**EXERCISE**:
Write all of the entries out again exactly, but not the images.
==== RECORDS FOR PROCESSING
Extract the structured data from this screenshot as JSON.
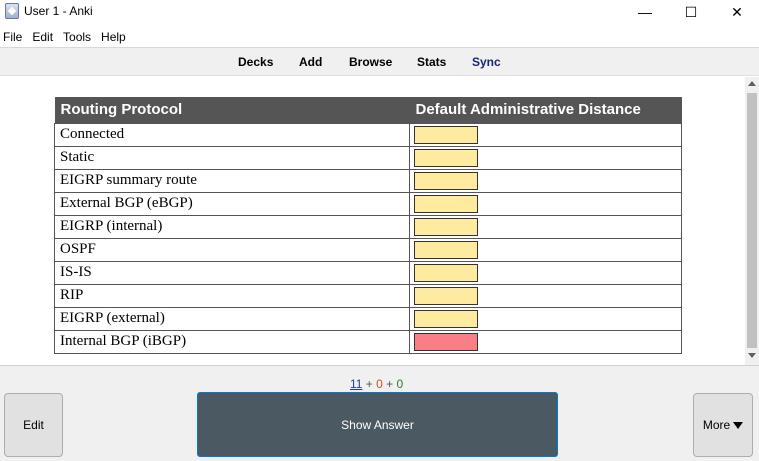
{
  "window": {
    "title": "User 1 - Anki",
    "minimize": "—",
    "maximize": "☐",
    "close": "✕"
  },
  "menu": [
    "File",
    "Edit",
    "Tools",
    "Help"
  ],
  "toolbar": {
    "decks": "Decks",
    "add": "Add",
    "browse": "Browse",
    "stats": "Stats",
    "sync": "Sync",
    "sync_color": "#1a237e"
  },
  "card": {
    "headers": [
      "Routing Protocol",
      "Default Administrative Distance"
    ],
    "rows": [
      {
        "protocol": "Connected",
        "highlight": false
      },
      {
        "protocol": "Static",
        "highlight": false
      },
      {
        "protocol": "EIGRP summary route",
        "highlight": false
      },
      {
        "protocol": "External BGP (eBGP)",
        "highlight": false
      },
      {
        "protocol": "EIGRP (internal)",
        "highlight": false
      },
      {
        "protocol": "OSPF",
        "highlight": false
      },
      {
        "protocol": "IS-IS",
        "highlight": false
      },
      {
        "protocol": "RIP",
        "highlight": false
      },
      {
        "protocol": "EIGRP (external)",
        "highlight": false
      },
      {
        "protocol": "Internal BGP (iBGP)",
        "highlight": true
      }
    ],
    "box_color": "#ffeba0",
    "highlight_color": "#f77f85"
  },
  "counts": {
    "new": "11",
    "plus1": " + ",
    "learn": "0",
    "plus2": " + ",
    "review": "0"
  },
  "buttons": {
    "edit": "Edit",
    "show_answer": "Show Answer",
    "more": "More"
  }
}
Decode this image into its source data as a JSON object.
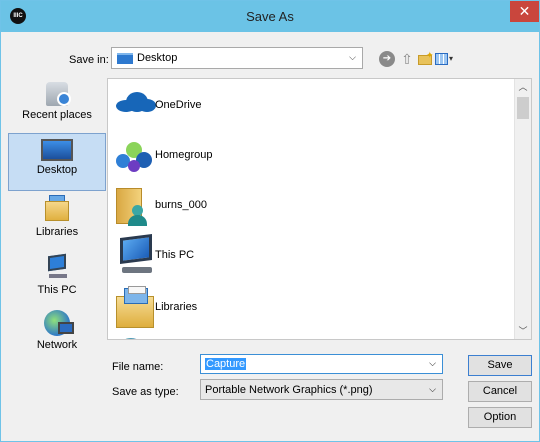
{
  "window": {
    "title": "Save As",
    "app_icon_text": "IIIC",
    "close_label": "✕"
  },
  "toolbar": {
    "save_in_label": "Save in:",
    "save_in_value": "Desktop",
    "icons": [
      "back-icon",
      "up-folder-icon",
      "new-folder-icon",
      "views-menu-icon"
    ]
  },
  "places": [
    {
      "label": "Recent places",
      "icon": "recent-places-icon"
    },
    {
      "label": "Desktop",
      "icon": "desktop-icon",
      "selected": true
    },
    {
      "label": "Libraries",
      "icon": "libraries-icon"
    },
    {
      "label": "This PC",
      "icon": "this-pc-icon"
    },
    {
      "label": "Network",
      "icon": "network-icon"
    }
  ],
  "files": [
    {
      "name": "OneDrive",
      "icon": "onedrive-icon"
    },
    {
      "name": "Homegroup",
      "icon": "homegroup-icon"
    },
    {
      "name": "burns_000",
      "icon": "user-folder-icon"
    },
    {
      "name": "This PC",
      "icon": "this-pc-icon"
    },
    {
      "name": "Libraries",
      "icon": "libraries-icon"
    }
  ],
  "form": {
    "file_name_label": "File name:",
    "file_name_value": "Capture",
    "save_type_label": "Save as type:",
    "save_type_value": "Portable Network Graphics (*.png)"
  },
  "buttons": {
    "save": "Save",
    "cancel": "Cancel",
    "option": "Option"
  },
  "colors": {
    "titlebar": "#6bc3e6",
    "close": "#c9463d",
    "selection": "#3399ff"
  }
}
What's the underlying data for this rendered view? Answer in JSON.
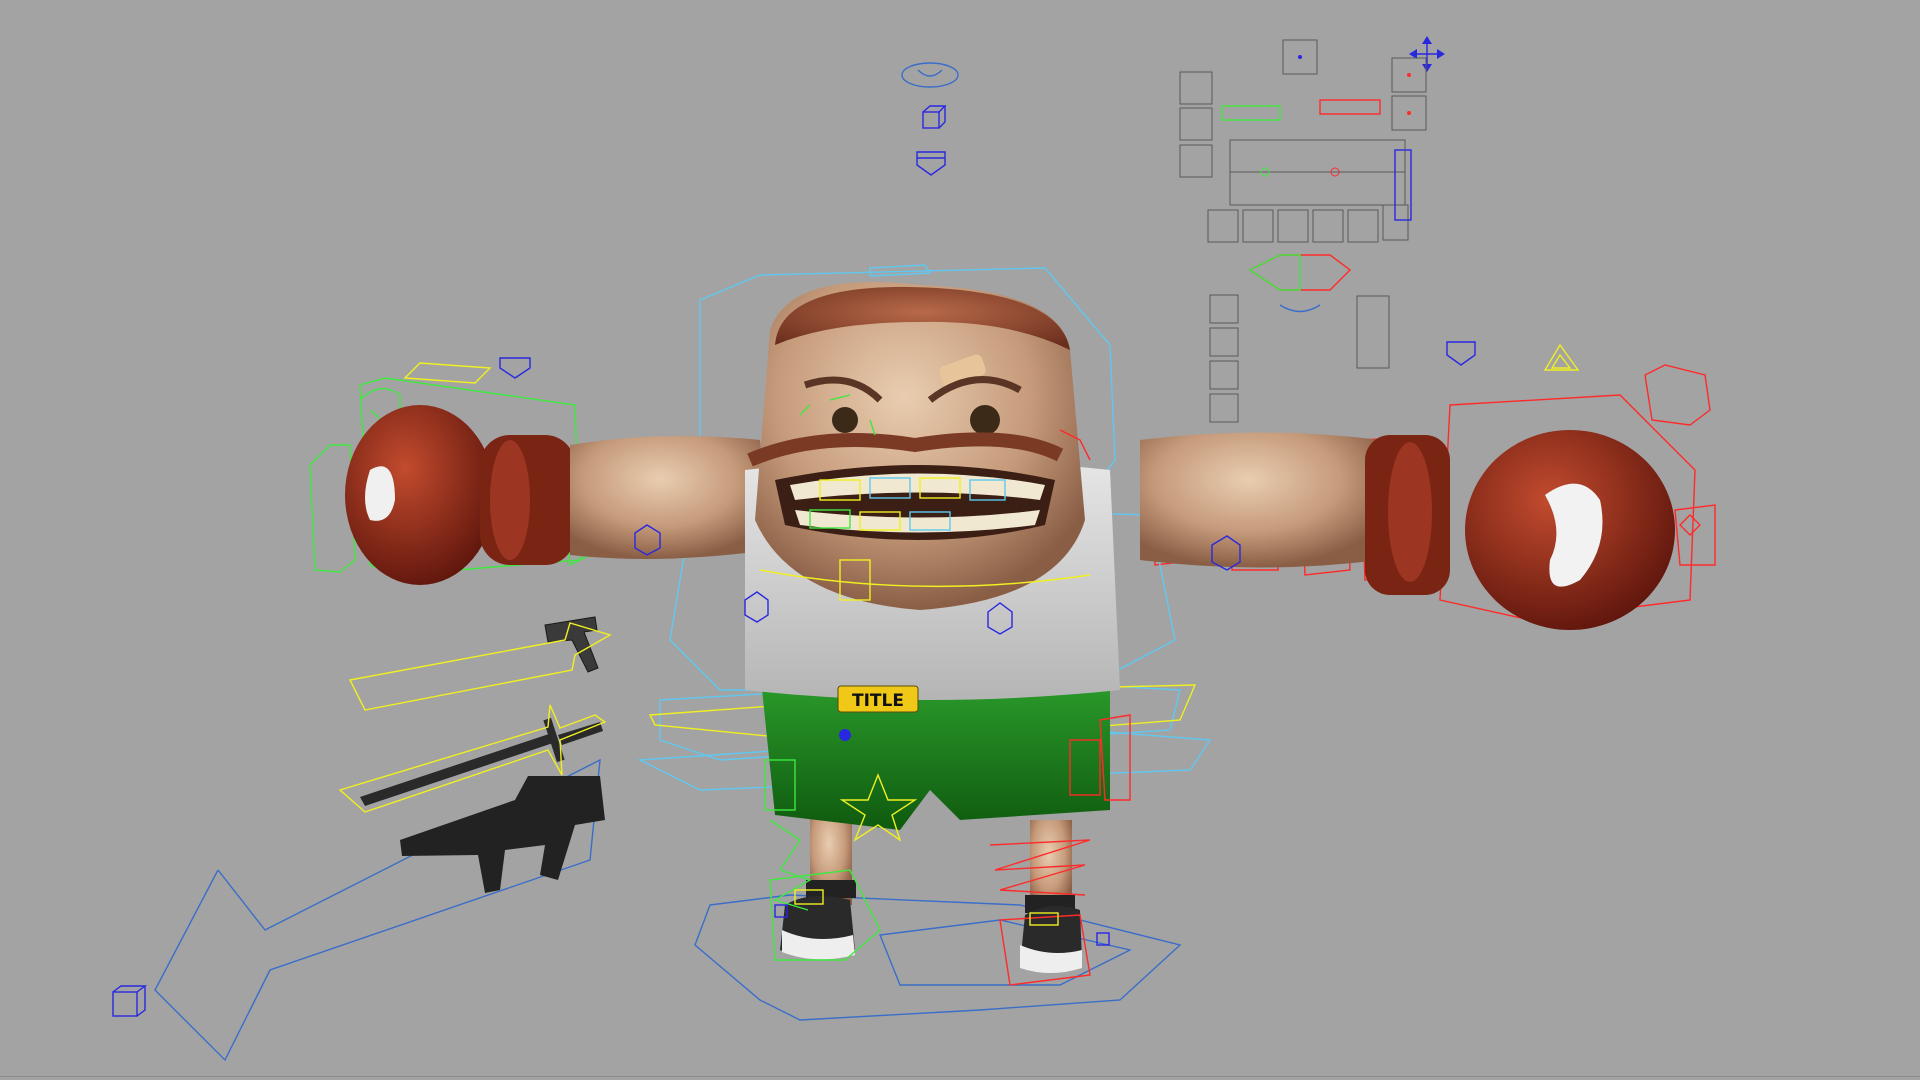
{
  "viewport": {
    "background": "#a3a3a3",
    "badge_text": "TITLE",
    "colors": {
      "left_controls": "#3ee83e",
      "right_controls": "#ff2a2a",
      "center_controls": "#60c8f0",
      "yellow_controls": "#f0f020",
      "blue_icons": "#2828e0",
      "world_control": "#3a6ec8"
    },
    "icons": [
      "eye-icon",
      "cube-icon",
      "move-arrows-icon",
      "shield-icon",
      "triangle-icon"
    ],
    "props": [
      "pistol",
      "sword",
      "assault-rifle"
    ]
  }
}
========
**TASK OUTPUT**:
Extract the structured data from this screenshot as JSON.
{
  "window": {
    "title": "User 1 - Anki",
    "minimize": "—",
    "maximize": "☐",
    "close": "✕"
  },
  "menu": [
    "File",
    "Edit",
    "Tools",
    "Help"
  ],
  "toolbar": {
    "decks": "Decks",
    "add": "Add",
    "browse": "Browse",
    "stats": "Stats",
    "sync": "Sync",
    "sync_color": "#1a237e"
  },
  "card": {
    "headers": [
      "Routing Protocol",
      "Default Administrative Distance"
    ],
    "rows": [
      {
        "protocol": "Connected",
        "highlight": false
      },
      {
        "protocol": "Static",
        "highlight": false
      },
      {
        "protocol": "EIGRP summary route",
        "highlight": false
      },
      {
        "protocol": "External BGP (eBGP)",
        "highlight": false
      },
      {
        "protocol": "EIGRP (internal)",
        "highlight": false
      },
      {
        "protocol": "OSPF",
        "highlight": false
      },
      {
        "protocol": "IS-IS",
        "highlight": false
      },
      {
        "protocol": "RIP",
        "highlight": false
      },
      {
        "protocol": "EIGRP (external)",
        "highlight": false
      },
      {
        "protocol": "Internal BGP (iBGP)",
        "highlight": true
      }
    ],
    "box_color": "#ffeba0",
    "highlight_color": "#f77f85"
  },
  "counts": {
    "new": "11",
    "plus1": " + ",
    "learn": "0",
    "plus2": " + ",
    "review": "0"
  },
  "buttons": {
    "edit": "Edit",
    "show_answer": "Show Answer",
    "more": "More"
  }
}
Decode this image into its source data as a JSON object.
{
  "window": {
    "title": "Save As",
    "app_icon_text": "IIIC",
    "close_label": "✕"
  },
  "toolbar": {
    "save_in_label": "Save in:",
    "save_in_value": "Desktop",
    "icons": [
      "back-icon",
      "up-folder-icon",
      "new-folder-icon",
      "views-menu-icon"
    ]
  },
  "places": [
    {
      "label": "Recent places",
      "icon": "recent-places-icon"
    },
    {
      "label": "Desktop",
      "icon": "desktop-icon",
      "selected": true
    },
    {
      "label": "Libraries",
      "icon": "libraries-icon"
    },
    {
      "label": "This PC",
      "icon": "this-pc-icon"
    },
    {
      "label": "Network",
      "icon": "network-icon"
    }
  ],
  "files": [
    {
      "name": "OneDrive",
      "icon": "onedrive-icon"
    },
    {
      "name": "Homegroup",
      "icon": "homegroup-icon"
    },
    {
      "name": "burns_000",
      "icon": "user-folder-icon"
    },
    {
      "name": "This PC",
      "icon": "this-pc-icon"
    },
    {
      "name": "Libraries",
      "icon": "libraries-icon"
    }
  ],
  "form": {
    "file_name_label": "File name:",
    "file_name_value": "Capture",
    "save_type_label": "Save as type:",
    "save_type_value": "Portable Network Graphics (*.png)"
  },
  "buttons": {
    "save": "Save",
    "cancel": "Cancel",
    "option": "Option"
  },
  "colors": {
    "titlebar": "#6bc3e6",
    "close": "#c9463d",
    "selection": "#3399ff"
  }
}
What's the underlying data for this rendered view? Answer in JSON.
{
  "viewport": {
    "background": "#a3a3a3",
    "badge_text": "TITLE",
    "colors": {
      "left_controls": "#3ee83e",
      "right_controls": "#ff2a2a",
      "center_controls": "#60c8f0",
      "yellow_controls": "#f0f020",
      "blue_icons": "#2828e0",
      "world_control": "#3a6ec8"
    },
    "icons": [
      "eye-icon",
      "cube-icon",
      "move-arrows-icon",
      "shield-icon",
      "triangle-icon"
    ],
    "props": [
      "pistol",
      "sword",
      "assault-rifle"
    ]
  }
}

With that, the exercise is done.